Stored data
#####

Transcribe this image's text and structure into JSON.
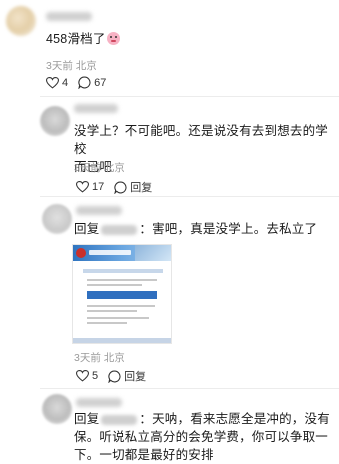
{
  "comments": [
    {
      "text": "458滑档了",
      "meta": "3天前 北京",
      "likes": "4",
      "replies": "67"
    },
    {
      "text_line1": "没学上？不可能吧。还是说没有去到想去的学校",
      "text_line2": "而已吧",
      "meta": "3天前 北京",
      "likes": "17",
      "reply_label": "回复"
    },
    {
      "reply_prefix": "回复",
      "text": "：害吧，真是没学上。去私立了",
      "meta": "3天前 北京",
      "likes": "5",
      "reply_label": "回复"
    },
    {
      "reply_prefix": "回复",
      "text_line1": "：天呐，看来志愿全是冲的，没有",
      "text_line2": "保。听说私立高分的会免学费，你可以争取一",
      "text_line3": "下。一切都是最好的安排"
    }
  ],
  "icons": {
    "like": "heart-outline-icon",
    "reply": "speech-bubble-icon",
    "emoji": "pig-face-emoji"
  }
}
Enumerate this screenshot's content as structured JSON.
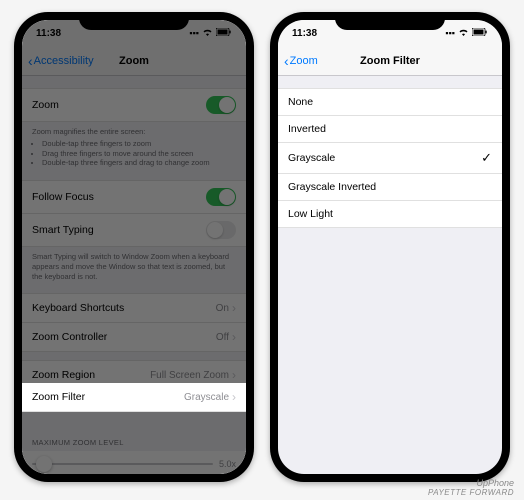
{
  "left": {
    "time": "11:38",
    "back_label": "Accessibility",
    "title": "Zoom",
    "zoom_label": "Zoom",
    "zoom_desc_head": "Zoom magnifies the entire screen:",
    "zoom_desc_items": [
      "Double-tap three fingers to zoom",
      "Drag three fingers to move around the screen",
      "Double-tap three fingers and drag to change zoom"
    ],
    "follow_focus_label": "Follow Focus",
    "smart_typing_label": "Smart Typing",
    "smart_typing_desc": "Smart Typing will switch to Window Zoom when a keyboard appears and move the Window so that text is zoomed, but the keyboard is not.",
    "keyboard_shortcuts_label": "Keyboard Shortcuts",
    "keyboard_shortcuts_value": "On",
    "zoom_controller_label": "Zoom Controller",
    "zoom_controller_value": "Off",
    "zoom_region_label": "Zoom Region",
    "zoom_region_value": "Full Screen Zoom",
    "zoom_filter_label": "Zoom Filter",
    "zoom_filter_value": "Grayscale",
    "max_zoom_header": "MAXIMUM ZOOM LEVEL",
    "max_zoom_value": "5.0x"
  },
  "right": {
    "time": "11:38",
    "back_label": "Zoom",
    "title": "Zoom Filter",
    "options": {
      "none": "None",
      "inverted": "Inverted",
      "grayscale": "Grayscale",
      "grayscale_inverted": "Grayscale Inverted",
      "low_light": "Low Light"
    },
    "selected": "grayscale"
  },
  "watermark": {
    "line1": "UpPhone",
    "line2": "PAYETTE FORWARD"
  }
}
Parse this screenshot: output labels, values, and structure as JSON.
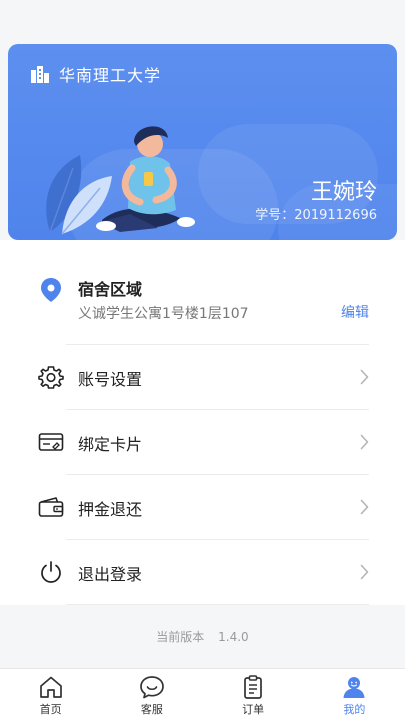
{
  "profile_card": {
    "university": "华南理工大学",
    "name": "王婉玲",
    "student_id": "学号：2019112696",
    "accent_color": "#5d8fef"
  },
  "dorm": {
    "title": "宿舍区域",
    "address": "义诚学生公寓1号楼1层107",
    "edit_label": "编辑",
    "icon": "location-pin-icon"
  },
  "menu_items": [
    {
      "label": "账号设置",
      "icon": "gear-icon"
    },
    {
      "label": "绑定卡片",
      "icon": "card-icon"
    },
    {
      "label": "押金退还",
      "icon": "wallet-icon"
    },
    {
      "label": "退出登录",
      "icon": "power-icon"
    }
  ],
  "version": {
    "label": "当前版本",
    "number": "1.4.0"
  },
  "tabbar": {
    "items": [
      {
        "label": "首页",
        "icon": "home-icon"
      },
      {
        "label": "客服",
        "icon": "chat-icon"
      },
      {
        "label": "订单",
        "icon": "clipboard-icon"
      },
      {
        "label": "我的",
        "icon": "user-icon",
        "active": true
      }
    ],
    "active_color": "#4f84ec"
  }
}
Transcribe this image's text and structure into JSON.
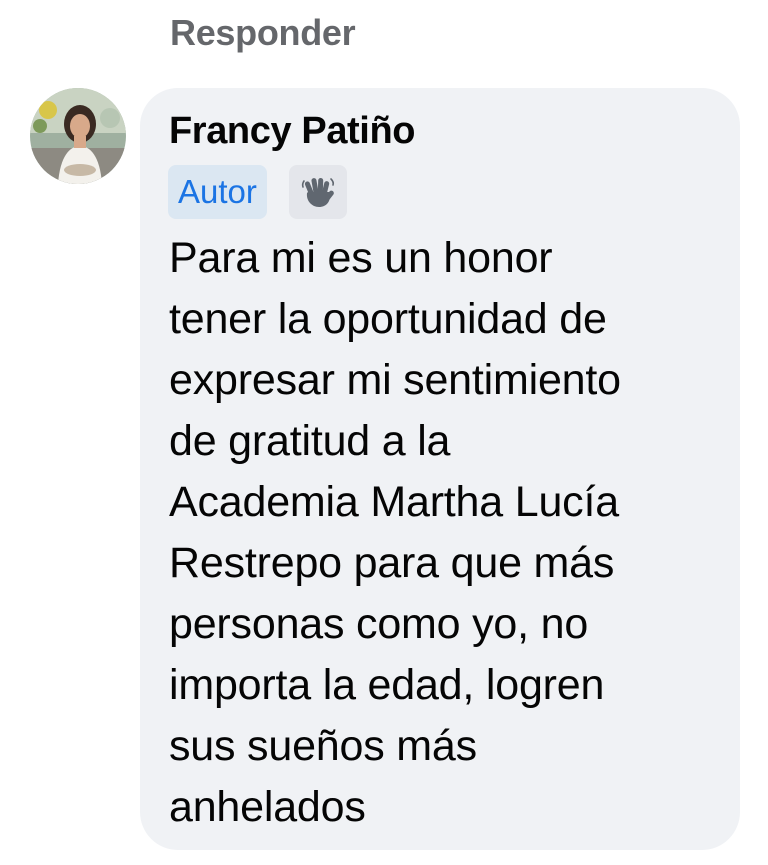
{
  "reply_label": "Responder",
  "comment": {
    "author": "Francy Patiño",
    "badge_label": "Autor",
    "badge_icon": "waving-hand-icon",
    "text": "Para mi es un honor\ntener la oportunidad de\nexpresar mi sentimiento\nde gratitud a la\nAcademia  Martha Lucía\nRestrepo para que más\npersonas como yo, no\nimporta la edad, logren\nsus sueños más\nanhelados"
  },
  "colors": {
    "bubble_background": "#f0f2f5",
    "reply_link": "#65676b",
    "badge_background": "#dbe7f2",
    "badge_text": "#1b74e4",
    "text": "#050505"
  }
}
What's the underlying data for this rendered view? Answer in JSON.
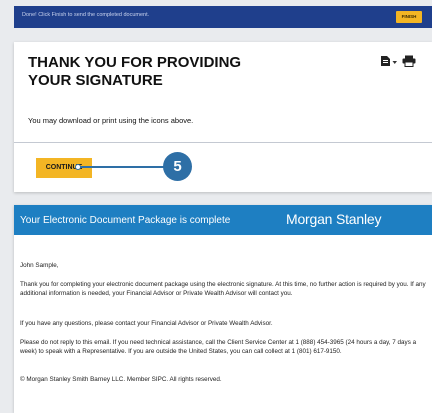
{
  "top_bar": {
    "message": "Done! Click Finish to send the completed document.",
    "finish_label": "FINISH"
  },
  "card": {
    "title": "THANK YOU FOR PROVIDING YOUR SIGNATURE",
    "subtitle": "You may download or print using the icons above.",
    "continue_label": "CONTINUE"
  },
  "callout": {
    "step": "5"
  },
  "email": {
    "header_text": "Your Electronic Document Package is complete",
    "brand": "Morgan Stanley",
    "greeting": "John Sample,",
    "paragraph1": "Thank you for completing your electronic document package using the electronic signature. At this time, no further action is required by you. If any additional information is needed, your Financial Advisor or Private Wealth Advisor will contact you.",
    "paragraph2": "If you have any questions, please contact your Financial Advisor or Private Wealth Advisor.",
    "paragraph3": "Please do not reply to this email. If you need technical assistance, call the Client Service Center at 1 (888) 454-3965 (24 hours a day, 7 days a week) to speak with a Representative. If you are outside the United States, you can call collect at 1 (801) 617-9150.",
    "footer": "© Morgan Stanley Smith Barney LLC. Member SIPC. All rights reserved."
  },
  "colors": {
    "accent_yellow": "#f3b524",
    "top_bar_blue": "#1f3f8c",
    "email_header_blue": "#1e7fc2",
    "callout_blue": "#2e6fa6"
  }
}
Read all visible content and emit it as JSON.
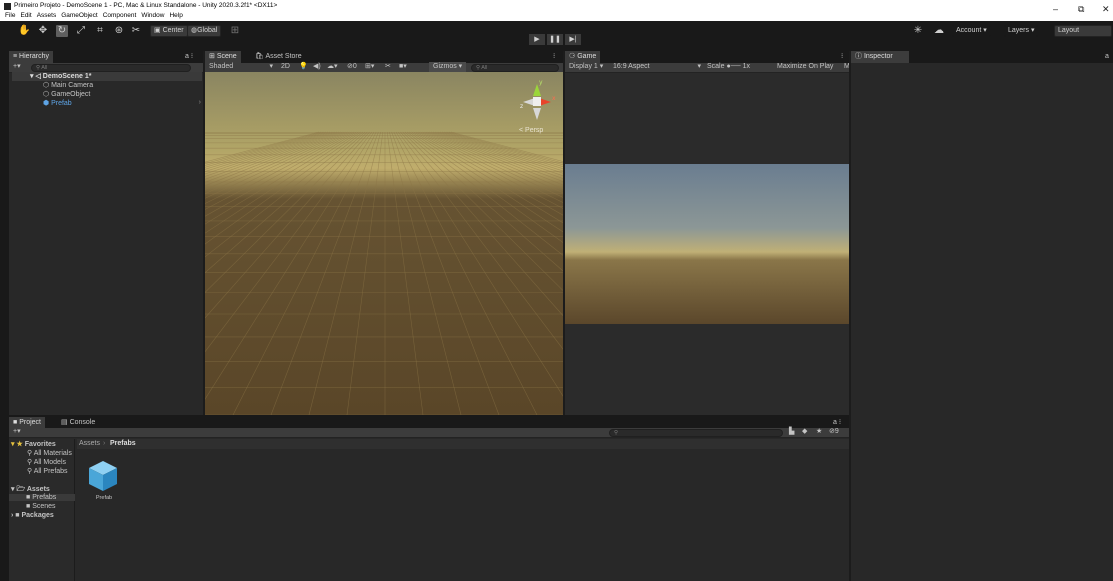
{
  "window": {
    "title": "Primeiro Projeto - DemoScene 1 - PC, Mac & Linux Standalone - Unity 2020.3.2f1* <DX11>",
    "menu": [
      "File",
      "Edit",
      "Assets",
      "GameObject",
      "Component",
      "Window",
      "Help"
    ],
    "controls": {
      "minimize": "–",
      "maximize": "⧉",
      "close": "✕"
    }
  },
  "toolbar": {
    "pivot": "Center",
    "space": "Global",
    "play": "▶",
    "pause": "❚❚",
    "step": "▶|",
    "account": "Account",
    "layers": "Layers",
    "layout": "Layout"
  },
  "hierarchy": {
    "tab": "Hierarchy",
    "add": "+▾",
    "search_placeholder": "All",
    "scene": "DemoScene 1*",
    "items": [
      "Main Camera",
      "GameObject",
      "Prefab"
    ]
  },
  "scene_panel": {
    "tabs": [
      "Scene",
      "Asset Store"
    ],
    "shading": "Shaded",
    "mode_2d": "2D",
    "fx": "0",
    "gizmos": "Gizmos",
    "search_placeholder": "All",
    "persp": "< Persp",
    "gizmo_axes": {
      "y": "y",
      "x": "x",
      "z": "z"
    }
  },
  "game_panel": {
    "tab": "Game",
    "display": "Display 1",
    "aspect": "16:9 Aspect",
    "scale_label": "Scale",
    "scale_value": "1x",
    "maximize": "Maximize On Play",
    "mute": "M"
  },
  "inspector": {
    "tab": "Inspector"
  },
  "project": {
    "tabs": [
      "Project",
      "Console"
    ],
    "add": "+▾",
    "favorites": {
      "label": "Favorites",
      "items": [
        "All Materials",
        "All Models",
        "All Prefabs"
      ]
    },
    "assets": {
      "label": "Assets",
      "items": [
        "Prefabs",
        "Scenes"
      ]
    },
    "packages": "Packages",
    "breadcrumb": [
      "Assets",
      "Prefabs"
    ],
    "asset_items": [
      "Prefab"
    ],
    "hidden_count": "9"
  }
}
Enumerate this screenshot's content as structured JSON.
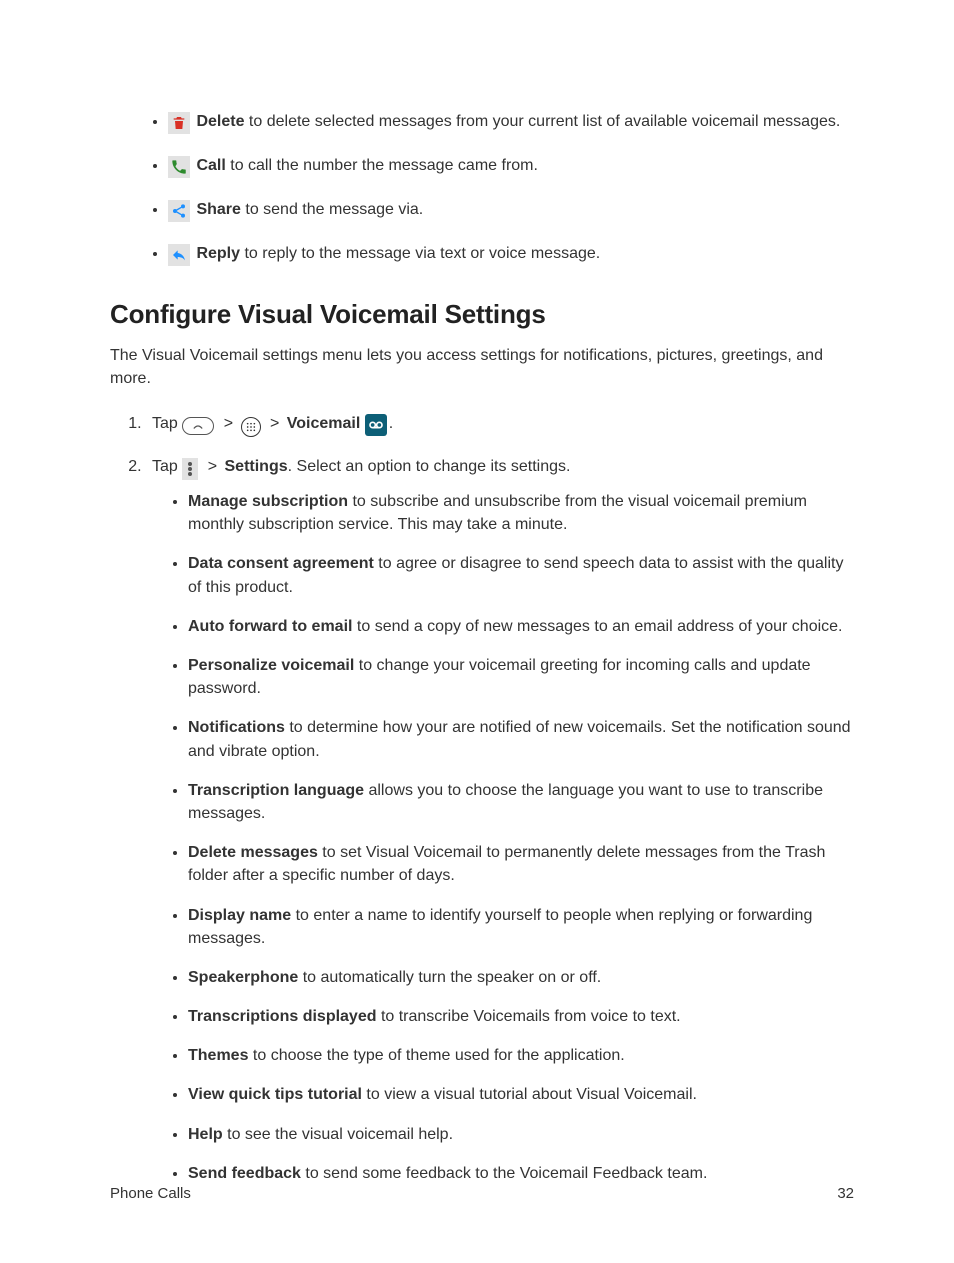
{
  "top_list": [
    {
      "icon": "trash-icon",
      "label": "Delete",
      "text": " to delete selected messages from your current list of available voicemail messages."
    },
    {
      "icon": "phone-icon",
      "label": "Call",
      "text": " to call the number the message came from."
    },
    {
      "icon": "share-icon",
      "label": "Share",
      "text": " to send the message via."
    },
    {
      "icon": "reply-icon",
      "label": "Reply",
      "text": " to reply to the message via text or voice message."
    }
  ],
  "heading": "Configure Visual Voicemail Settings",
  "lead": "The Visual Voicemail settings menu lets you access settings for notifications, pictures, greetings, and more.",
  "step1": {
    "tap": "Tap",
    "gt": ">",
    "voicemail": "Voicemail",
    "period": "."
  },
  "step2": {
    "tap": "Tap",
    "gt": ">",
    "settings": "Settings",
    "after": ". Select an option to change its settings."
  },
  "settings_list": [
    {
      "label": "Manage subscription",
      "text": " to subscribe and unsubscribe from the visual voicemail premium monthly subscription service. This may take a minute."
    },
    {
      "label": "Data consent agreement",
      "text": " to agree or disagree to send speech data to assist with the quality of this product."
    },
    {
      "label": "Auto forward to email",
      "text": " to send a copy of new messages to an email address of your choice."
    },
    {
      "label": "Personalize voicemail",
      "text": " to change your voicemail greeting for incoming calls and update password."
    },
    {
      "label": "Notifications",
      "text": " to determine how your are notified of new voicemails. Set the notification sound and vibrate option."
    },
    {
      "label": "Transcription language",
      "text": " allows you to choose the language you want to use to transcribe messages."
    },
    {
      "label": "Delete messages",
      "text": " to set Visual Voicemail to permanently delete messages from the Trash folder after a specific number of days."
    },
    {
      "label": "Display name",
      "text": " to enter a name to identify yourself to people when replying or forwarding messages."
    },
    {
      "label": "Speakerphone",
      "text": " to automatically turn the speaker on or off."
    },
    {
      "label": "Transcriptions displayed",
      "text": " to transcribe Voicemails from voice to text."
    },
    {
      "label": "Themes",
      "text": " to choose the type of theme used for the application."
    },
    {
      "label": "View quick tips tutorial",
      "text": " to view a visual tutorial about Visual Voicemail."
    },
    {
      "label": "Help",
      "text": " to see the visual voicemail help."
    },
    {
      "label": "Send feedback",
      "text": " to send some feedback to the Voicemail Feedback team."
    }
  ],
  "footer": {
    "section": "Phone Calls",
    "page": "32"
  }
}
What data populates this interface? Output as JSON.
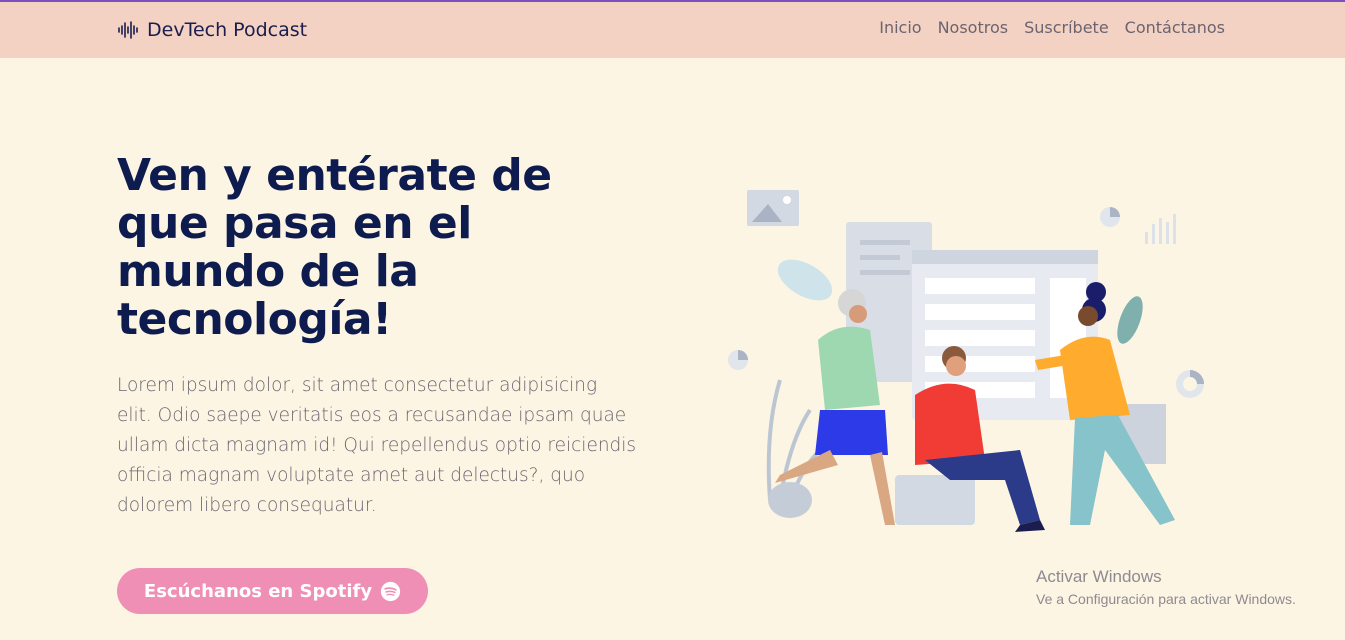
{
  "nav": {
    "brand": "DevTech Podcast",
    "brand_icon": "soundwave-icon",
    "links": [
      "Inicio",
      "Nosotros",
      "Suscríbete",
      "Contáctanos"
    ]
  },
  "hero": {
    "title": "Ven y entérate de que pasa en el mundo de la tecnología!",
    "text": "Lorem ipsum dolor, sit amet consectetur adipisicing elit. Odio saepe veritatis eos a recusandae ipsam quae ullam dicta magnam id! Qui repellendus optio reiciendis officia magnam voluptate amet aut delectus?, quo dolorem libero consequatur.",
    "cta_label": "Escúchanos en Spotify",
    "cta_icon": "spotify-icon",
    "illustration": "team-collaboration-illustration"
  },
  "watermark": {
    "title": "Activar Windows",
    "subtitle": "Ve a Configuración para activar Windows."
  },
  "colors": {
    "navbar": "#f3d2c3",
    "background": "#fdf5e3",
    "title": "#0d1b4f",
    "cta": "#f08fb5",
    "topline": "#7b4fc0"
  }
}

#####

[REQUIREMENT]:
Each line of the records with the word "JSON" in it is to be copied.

[FINAL ANSWER]:
Transcribe this image's text and structure into JSON.
Enumerate this screenshot's content as structured JSON.
Parse this screenshot: output labels, values, and structure as JSON.
Transcribe this image's text and structure into JSON.
What's the underlying data for this rendered view? Answer in JSON.
Read all visible content and emit it as JSON.
Enumerate this screenshot's content as structured JSON.
What data populates this interface? Output as JSON.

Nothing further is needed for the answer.